stress       ecebc

Then and Now – why it is not just in my head.

I am an educated 38-year-old woman. My husband and I travelled all over the world for nearly a decade before returning to Canada to start a small business. We are competent, caring, hard-working Canadians. In 2005 we started our family with a healthy incredible baby boy, then added to it with the arrival of another incredible little man in 2008. We were excited to relive some of the magic of our childhoods and share the love and sense of family that our parents gave to us.  The reality of how difficult it is to support a growing family on a single income hit us hard and we found ourselves wondering why we couldn’t make it work.

Raised in the 70s and 80s it seems I got in on the last generation of stay at home moms.  My dad was the sole breadwinner for our family and my mom cared for our home and us kids.  She had a career as a flight attendant but gave it up to stay at home and in so doing she was able to save the family lots of money and provide an environment in which thrived.  When I found out I was pregnant my husband and I determined that I would stay home and he would work.  Despite owning a very small townhouse and running a thriving pub we found it hard to do more than just make ends meet.  This financial stalemate carried on and on and caused us to both grow concerned that we were doing something wrong.  Why couldn’t we enjoy the same level of success our parents saw when they were our age and had young kids?  What is the problem?

Take a look at this diagram created by Dr. Paul Kershaw, associate professor at the University of British Columbia….now take a look again.  What does this mean to the average young family? How does it make you feel?

No wonder it seems so much harder!

No wonder it seems so much harder!

OHHHHHHHHHHH SO IT’S NOT THAT WE ARE HOPELESS LOSERS!  It’s not that we’re lazy bums who spend too much and work too little.  What an incredible and powerful and forgiving revelation this was to me and I have determined to share this message with as many people as possible so that things can change.

How have we adapted to this change in family economy?  We’ve become dual income families, we live at home with our own parents much longer than ever before, we have much more debt than ever before and our children are now increasingly spending their first 5 years in daycare.  What changes in social policy have been made to reflect this massive shift – NONE!

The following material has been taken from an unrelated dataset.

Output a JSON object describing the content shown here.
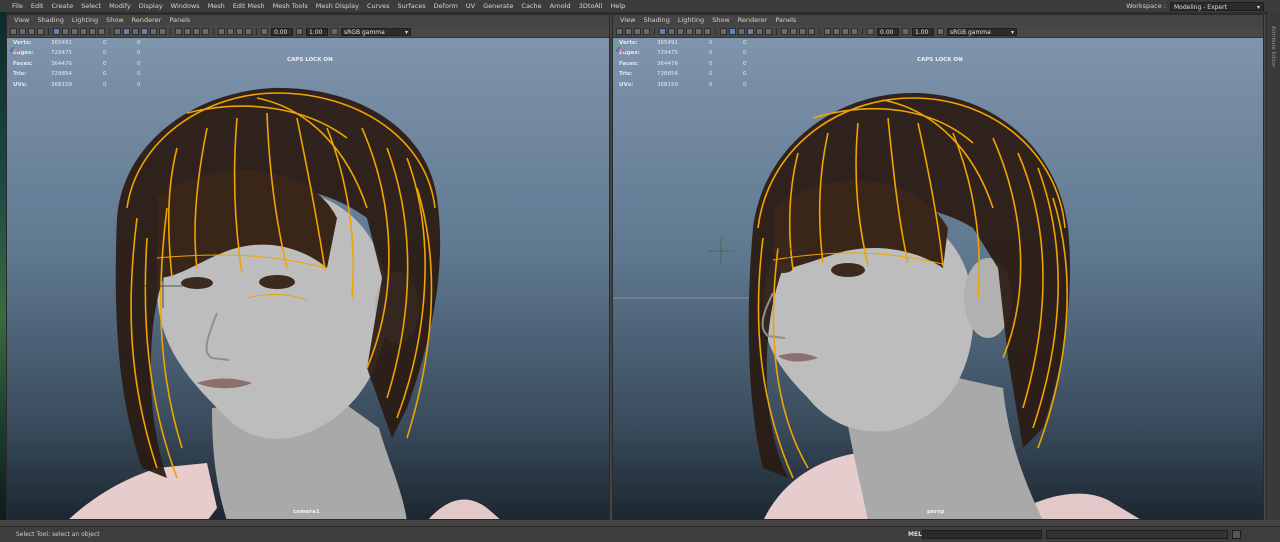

As politically uninvolved citizens we just struggle, pay our taxes and quietly lament how difficult it is to have young children.  It hasn’t always been this hard.  It can change.  We need a NEW DEAL FOR FAMILIES!  http://blogs.ubc.ca/newdealforfamilies/

It’s not my fault?

In the fall of 2011 I attended an event that changed my life.  It wasn’t one of those Tony Robbins inspirational things but it did open my mind to a new way of thinking.

To give you a bit of background I am small town non-profit coordinator and mother to two young boys.  My paid job has me working with a group of incredible people in Golden with a goal to improve the lives of children and families.  My job at home is to provide my boys with the best possible start in life and love them through it all.

The event that changed my life was put on by the Human Early Learning Partnership at the University of British Columbia.  One of their keynote speakers was Dr. Paul Kershaw.  If you haven’t heard of him yet you will soon.  He is blowing the lid off a secret flaw in our proud Canadian social fabric.

I sat in that room on the UBC campus and heard how I, as a parent raising young children, am getting a raw deal. My eyes were open to startling facts about the distrubution of tax dollars, the lack of social support for families and the devastating effects this current system has on our families.  As I listened something strange happend to me.  I stopped feeling guilty and started getting mad.

I invite you to read my blog and follow along as I unwrap the truth about what it’s like to raise a family in today’s Canada.

To read up on Generation Squeezed go to : http://blogs.ubc.ca/newdealforfamilies/